The move by the Council of State, the highest court in state affairs, came days after the oceanographic institute reported that at least 910 dolphins had washed up on France’s Atlantic coast since the start of winter.
In one week, more than 400 marine mammals were found along the coast, an “unprecedented” number, according to a report by the Pelagis Oceanographic Observatory, based in the western city of La Rochelle.
Several environmental NGOs, including Sea Shepherd, have filed a lawsuit against the government over the deaths of dolphins and porpoises.

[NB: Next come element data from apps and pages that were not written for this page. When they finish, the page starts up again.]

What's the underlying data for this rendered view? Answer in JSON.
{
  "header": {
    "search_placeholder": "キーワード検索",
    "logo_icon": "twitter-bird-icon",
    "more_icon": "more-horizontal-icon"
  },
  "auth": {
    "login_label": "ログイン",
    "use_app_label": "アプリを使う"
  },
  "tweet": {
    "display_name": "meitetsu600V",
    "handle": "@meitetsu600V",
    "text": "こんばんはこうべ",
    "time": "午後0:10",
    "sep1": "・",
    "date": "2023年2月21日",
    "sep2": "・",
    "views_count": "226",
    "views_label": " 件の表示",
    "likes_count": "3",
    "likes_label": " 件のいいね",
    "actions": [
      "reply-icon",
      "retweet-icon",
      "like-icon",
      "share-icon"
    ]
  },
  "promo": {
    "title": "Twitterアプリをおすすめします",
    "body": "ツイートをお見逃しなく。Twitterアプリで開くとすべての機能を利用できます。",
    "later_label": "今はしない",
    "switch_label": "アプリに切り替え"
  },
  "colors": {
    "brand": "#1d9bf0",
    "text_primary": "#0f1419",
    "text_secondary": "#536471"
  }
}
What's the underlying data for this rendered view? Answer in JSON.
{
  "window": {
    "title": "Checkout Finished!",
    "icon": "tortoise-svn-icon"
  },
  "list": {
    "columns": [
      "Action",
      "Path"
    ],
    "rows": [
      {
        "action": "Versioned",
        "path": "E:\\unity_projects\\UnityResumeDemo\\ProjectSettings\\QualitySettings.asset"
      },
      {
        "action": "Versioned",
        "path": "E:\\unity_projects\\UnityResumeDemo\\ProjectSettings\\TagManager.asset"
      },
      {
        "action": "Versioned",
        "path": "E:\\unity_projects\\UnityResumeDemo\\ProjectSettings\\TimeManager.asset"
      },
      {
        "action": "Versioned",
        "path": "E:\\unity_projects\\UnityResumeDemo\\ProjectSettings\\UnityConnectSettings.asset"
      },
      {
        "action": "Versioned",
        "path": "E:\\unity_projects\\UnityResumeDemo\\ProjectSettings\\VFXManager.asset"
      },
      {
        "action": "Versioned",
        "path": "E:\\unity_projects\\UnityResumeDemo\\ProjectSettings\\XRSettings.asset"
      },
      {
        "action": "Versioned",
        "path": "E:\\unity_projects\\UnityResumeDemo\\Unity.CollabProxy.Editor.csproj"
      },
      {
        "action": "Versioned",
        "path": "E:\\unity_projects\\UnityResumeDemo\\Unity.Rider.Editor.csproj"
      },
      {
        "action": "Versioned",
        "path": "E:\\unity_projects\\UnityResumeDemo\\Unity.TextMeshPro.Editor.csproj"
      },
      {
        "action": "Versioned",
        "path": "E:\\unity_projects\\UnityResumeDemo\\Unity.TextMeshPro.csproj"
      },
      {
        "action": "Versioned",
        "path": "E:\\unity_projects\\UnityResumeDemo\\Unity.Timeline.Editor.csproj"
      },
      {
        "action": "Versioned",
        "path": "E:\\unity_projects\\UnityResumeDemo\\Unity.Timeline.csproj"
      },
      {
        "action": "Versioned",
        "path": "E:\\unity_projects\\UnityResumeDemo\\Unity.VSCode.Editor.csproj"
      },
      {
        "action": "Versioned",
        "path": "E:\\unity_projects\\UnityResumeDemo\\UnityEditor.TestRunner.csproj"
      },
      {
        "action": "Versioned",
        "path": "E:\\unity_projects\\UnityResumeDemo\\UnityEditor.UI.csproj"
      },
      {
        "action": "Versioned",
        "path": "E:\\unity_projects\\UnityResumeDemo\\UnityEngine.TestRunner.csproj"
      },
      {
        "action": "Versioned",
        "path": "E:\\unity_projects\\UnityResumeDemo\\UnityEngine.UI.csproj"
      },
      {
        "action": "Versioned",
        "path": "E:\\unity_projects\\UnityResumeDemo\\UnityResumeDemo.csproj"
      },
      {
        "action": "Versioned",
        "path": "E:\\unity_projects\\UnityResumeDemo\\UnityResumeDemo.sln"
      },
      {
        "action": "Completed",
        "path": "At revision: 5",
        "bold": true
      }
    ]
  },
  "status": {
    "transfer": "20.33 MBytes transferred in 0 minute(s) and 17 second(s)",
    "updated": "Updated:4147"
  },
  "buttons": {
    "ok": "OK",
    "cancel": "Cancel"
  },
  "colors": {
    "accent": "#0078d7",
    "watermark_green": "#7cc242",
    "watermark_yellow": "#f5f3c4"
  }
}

They said it does not do enough to protect endangered species from parts of the Bay of Biscay along the Atlantic coast.
Most of the dolphins found showed injuries consistent with being caught in nets, other fishing gear or boat engines.
Many have died in February and March, when dolphins typically approach the coast in search of food and are most likely to come into contact with fishing operations.
The French government has so far refrained from imposing a fishing ban, opting instead for solutions that mitigate the impact of industrial fishing on dolphins, such as on-board cameras or loud sound equipment to scare the dolphins away.
But on Monday, the State Council ruled that “acoustic deterrent” devices on fishing boats “do not guarantee a favorable conservation status for small cetacean species,” including dolphins and porpoises.
Both species are threatened with extinction, “at least regionally,” the report said.
The court gave the government six months to establish no-fishing zones and ordered increased monitoring of dolphin bycatch, which it said was too rough.
(from the AFP)